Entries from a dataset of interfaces
######
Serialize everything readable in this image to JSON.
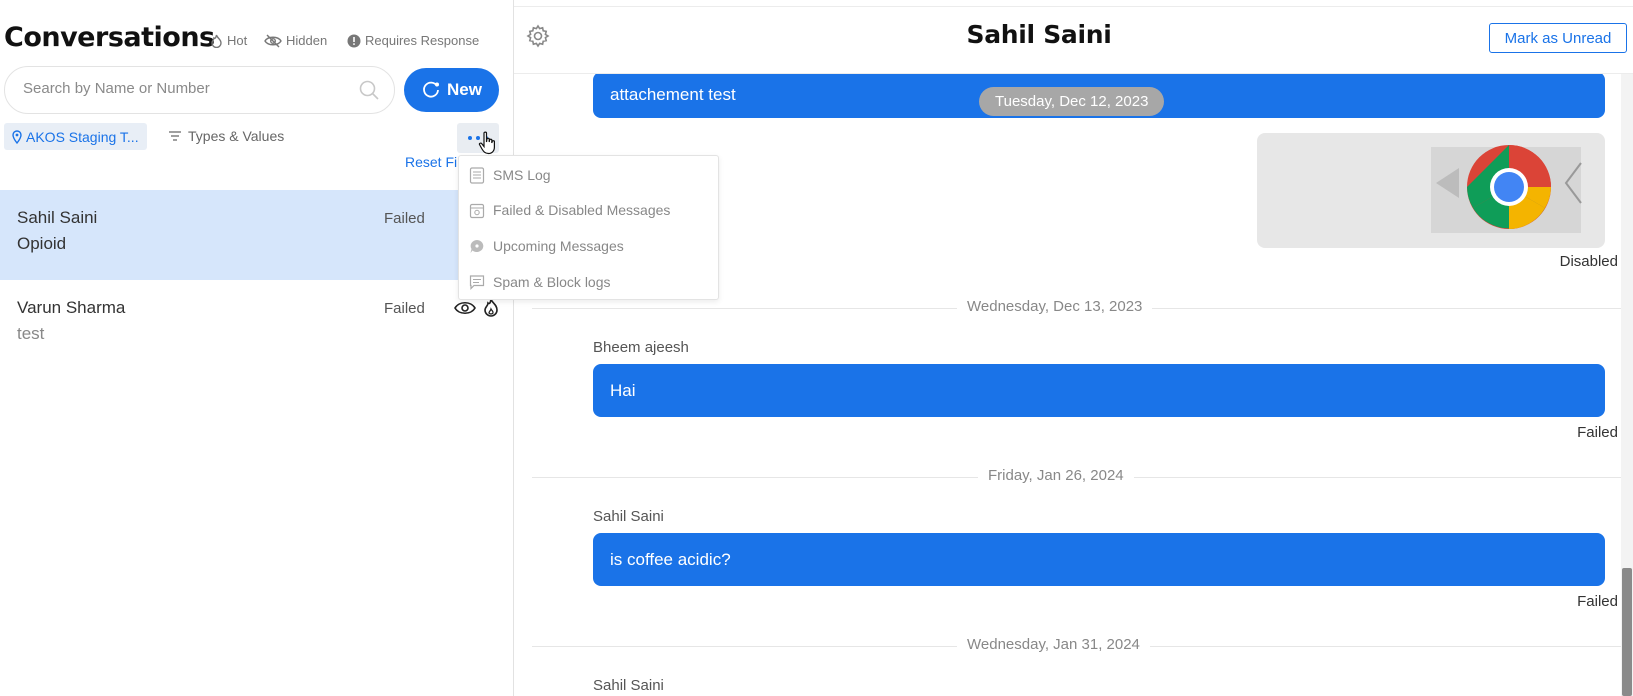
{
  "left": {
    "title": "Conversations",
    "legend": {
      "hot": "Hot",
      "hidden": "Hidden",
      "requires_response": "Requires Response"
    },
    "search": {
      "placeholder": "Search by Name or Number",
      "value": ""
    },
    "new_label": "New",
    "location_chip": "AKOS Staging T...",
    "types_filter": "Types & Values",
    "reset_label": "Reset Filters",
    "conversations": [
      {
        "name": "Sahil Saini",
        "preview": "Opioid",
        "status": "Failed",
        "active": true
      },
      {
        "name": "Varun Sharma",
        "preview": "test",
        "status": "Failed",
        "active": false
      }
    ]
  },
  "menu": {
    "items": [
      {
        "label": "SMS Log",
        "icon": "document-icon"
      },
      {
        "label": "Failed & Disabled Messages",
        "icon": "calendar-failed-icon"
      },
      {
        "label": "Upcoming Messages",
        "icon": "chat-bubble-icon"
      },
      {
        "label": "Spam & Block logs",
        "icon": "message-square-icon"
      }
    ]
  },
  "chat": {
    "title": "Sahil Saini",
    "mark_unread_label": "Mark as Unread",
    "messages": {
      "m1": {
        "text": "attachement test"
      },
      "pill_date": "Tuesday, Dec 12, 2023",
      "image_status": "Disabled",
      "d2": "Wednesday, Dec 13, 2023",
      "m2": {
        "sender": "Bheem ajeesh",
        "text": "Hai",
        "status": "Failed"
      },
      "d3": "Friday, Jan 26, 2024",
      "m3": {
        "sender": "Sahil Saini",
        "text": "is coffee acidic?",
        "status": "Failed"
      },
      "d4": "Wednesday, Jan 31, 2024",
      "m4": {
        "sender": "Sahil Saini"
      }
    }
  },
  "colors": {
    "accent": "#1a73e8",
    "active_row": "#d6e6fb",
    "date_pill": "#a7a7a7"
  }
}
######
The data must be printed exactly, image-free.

• TASK RESPONSE:
Serialize everything readable in this image to JSON.
{
  "left": {
    "title": "Conversations",
    "legend": {
      "hot": "Hot",
      "hidden": "Hidden",
      "requires_response": "Requires Response"
    },
    "search": {
      "placeholder": "Search by Name or Number",
      "value": ""
    },
    "new_label": "New",
    "location_chip": "AKOS Staging T...",
    "types_filter": "Types & Values",
    "reset_label": "Reset Filters",
    "conversations": [
      {
        "name": "Sahil Saini",
        "preview": "Opioid",
        "status": "Failed",
        "active": true
      },
      {
        "name": "Varun Sharma",
        "preview": "test",
        "status": "Failed",
        "active": false
      }
    ]
  },
  "menu": {
    "items": [
      {
        "label": "SMS Log",
        "icon": "document-icon"
      },
      {
        "label": "Failed & Disabled Messages",
        "icon": "calendar-failed-icon"
      },
      {
        "label": "Upcoming Messages",
        "icon": "chat-bubble-icon"
      },
      {
        "label": "Spam & Block logs",
        "icon": "message-square-icon"
      }
    ]
  },
  "chat": {
    "title": "Sahil Saini",
    "mark_unread_label": "Mark as Unread",
    "messages": {
      "m1": {
        "text": "attachement test"
      },
      "pill_date": "Tuesday, Dec 12, 2023",
      "image_status": "Disabled",
      "d2": "Wednesday, Dec 13, 2023",
      "m2": {
        "sender": "Bheem ajeesh",
        "text": "Hai",
        "status": "Failed"
      },
      "d3": "Friday, Jan 26, 2024",
      "m3": {
        "sender": "Sahil Saini",
        "text": "is coffee acidic?",
        "status": "Failed"
      },
      "d4": "Wednesday, Jan 31, 2024",
      "m4": {
        "sender": "Sahil Saini"
      }
    }
  },
  "colors": {
    "accent": "#1a73e8",
    "active_row": "#d6e6fb",
    "date_pill": "#a7a7a7"
  }
}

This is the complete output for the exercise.